“We have been a great supporter of Palestine for decades … so its not something we are going to shy away from and we will continue supporting the Palestinians,” Al-Jadaan added.

The initiative was outlined by Donald Trump's senior advisor and son-in-law Jared Kushner on Tuesday as the conference in Bahrain got under way. The $50 billion economic formula would see investment in infrastructure, tourism and education.

Palestinian leaders have accused the plan of legitimising Israel’s occupation of their territory and for being secondary to a political resolution to the conflict. But on the second day of the conference, both Arab and western political leaders, ministers and  business chiefs discussed what needed to be done to make the plan work.

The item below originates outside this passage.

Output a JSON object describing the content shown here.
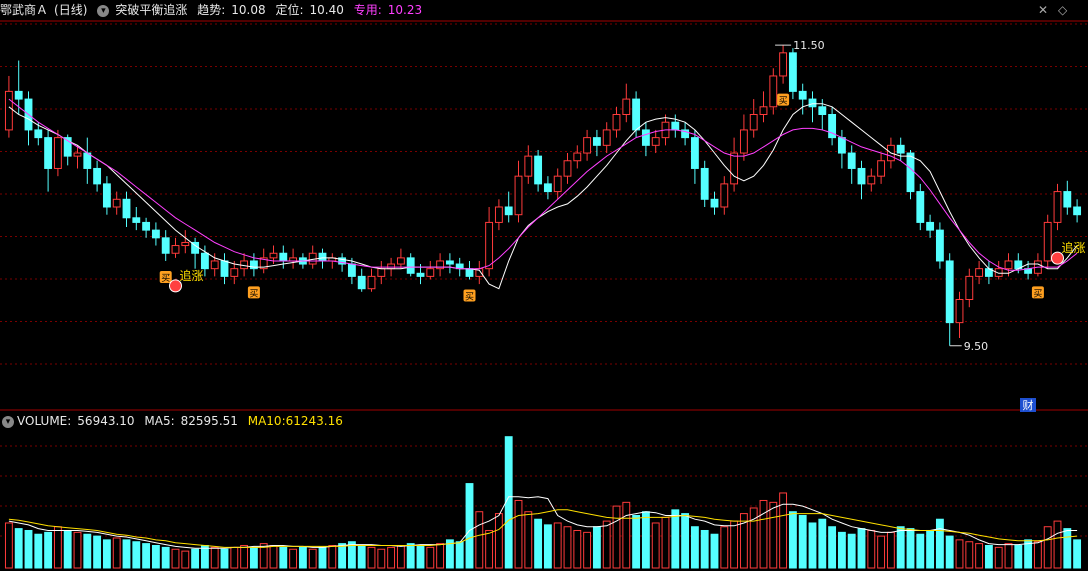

Al-Jadaan said the plan was a “great opportunity” and that there was a “significant international commitment” to support the people of Palestine to bring prosperity and opportunities.

“You need political commitment, you need clear transparency, you need predictability for the private sector to join, you need the rule of law … and you want to make sure that there is proper governance in place,” he said. 

The UAE’s Minister of State for Financial Affairs Obaid Humaid Al-Tayer said "we should give this initiative a chance."

Earlier, Jared Kushner discussed the initiative with the former British prime minister Tony Blair, who insisted there still must be a two-state solution to the conflict. The White House has not said it backs the principle, and the political element of its plan has not yet been revealed.

"It's absolutely foolish to believe you can have economics without sound politics, but it's likewise completely futile to think politics will work without economics buttressing it," Blair told the gathering.

The foreign minister of Bahrain also reiterated the need for a two-state solution but said the plan was an "opportunity not to be missed".

"I think if we take this matter seriously it could be a very important game-changer," Sheikh Khalid bin Ahmed Al-Khalifa said.

In an earlier panel, Arab News Editor-in-Chief Faisal J. Abbas said the initiative “will definitely require a lot of work but it is definitely achievable.”

Bahrain’s Labor Market CEO Osama Al-Absi, told the panel, entitled Empowering the People, “we must look at how post-war economies were built” in order to make the plan work.

International Monetary Fund managing director, Christine Lagarde, said generating economic growth in conflict-riven countries can be a struggle.

The IMF puts unemployment at 30 percent in the West Bank and 50 percent in Gaza, which has suffered years of Israeli and Egyptian blockades and recent foreign aid cuts and sanctions by the Palestinian Authority, Hamas' rival in the Israeli-occupied West bank.

"Gaza right now is feeling a lot of pain because of bad leadership and the sanctions that have been imposed on them because of it," Kushner said. "So the question that (Hamas)leadership has to ask themselves is...do they hate their neighbour in Israel more than they love their citizens and their people?"

The 179 proposed infrastructure and business projects in the plan include a $5 billion transportation corridor to connect the West Bank and Gaza, which has been floated before and stalled for lack of underlying political or security agreements.

Palestinian businessman Ashraf Jabari, chairman of the Palestinian Business Network, told the gathering it is difficult to build an economy with a "siege and unstable situation".

"Frankly, we demand an independent Palestinian state on the territories occupied by Israel in 1967," said the businessman from Hebron who has co-founded a trade group to boost business between Palestinians and Israeli settlers."

*With Reuters